Out of the data below, copy every line with the string "workflow".
┌─ GIVEN DATA
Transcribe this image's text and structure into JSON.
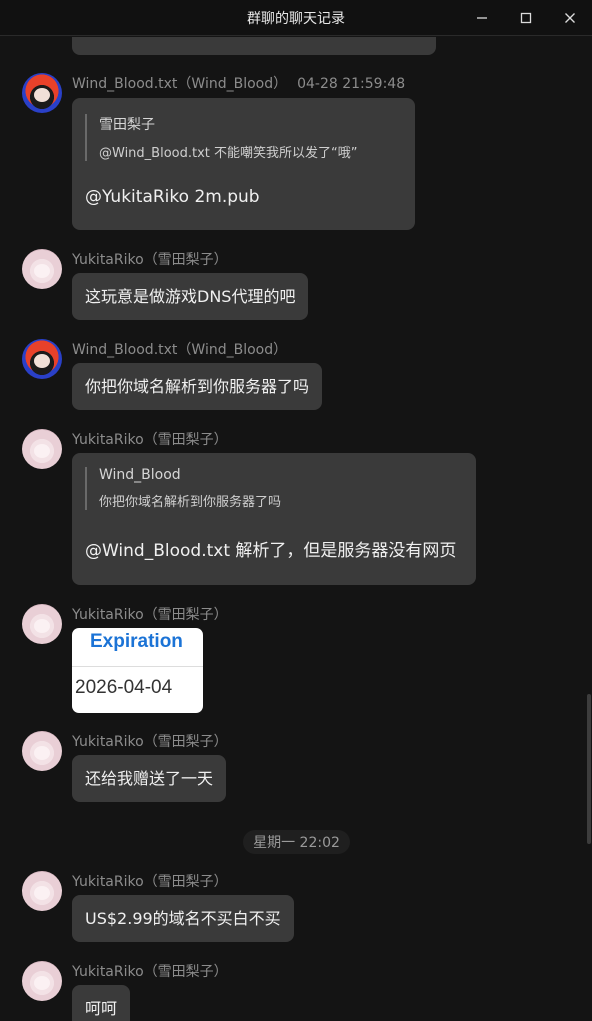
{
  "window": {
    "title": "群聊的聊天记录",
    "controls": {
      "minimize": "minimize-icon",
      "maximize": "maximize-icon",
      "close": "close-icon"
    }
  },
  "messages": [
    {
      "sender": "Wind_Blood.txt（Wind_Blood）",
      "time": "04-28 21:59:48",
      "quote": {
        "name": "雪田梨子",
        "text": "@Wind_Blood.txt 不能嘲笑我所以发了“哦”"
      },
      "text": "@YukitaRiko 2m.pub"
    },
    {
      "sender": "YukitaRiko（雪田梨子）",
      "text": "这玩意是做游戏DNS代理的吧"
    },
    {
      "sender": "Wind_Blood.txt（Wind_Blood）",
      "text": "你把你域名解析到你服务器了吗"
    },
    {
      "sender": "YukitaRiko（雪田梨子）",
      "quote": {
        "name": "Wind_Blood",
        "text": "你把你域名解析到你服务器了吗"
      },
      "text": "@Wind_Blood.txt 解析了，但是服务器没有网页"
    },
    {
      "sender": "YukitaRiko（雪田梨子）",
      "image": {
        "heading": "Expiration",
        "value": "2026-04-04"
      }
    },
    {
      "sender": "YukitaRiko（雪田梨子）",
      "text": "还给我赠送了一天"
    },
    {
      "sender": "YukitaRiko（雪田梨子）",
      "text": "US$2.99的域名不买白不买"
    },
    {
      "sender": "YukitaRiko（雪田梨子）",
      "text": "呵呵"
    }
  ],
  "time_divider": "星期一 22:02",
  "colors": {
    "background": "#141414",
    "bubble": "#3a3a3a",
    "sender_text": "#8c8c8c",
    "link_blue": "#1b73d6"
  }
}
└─
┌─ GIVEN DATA
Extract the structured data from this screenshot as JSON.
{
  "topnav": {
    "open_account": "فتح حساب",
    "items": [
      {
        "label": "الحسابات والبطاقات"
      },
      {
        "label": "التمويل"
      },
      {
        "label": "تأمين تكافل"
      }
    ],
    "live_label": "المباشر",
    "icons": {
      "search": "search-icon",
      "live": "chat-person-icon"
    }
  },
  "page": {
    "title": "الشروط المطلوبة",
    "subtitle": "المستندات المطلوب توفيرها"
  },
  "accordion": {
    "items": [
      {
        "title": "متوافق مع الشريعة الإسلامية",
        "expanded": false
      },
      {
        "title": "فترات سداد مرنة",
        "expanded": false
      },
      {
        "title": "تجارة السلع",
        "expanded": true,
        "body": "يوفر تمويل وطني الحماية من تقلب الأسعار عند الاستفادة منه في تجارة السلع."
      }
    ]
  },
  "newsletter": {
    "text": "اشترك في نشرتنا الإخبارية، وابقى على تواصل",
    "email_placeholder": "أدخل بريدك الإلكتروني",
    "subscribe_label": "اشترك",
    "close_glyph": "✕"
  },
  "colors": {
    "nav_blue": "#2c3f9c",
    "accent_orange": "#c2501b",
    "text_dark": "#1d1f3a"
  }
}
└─
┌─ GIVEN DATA
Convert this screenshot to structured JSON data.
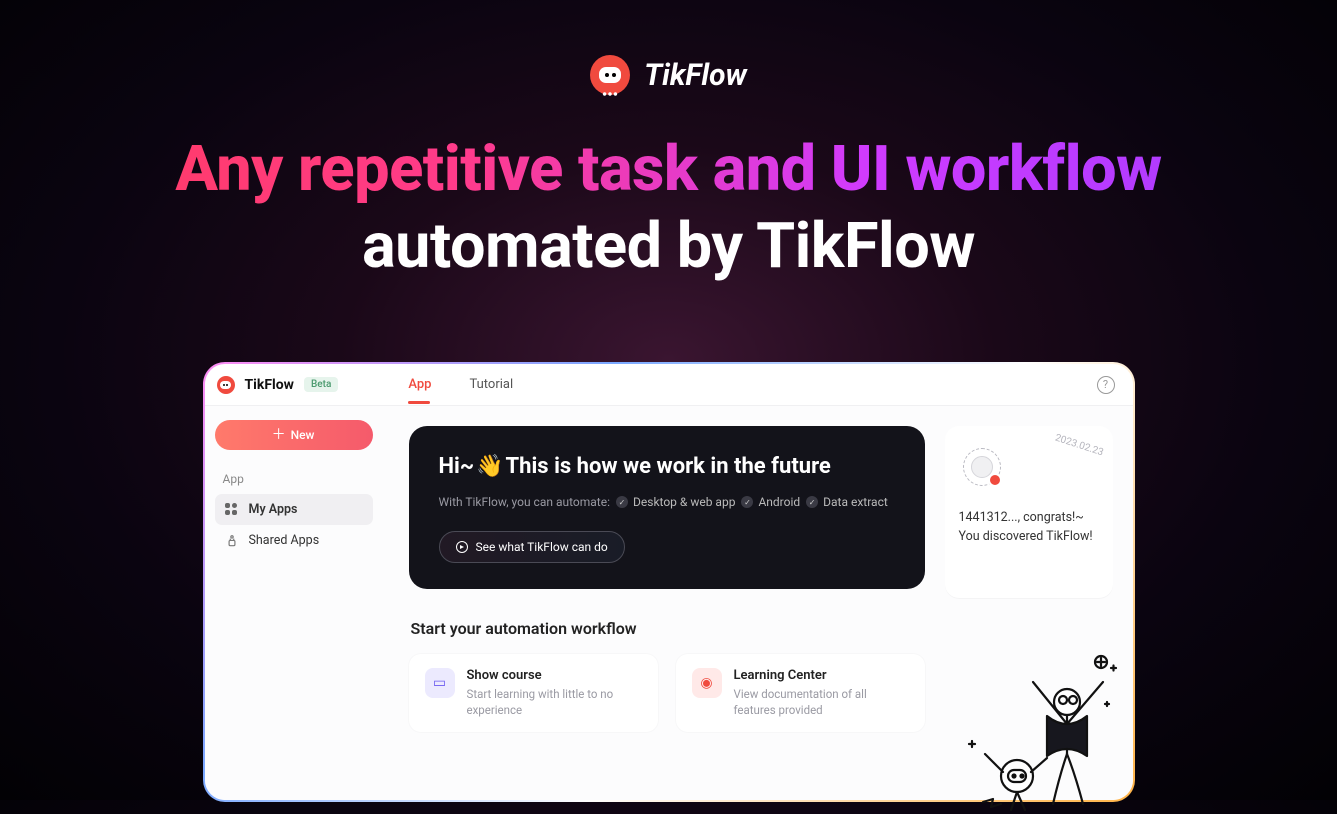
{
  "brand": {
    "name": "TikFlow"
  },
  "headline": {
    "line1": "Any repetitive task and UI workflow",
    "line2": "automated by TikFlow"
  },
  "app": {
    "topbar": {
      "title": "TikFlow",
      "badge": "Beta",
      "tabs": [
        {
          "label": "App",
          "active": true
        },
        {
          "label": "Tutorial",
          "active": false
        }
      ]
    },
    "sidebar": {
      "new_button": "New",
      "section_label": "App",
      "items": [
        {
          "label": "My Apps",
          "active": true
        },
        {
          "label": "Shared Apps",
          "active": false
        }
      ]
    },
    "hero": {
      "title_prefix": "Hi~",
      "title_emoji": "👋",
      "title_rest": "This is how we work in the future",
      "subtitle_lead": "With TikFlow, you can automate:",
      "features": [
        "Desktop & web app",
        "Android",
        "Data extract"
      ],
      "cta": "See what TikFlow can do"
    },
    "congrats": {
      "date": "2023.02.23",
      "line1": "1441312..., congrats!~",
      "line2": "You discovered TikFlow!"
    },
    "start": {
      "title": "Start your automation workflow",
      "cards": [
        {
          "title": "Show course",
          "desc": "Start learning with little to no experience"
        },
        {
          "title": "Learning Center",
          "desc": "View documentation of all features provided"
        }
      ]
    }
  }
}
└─
[RESULT OF THE EXERCISE]
    "line1": "Any repetitive task and UI workflow",
      "title": "Start your automation workflow",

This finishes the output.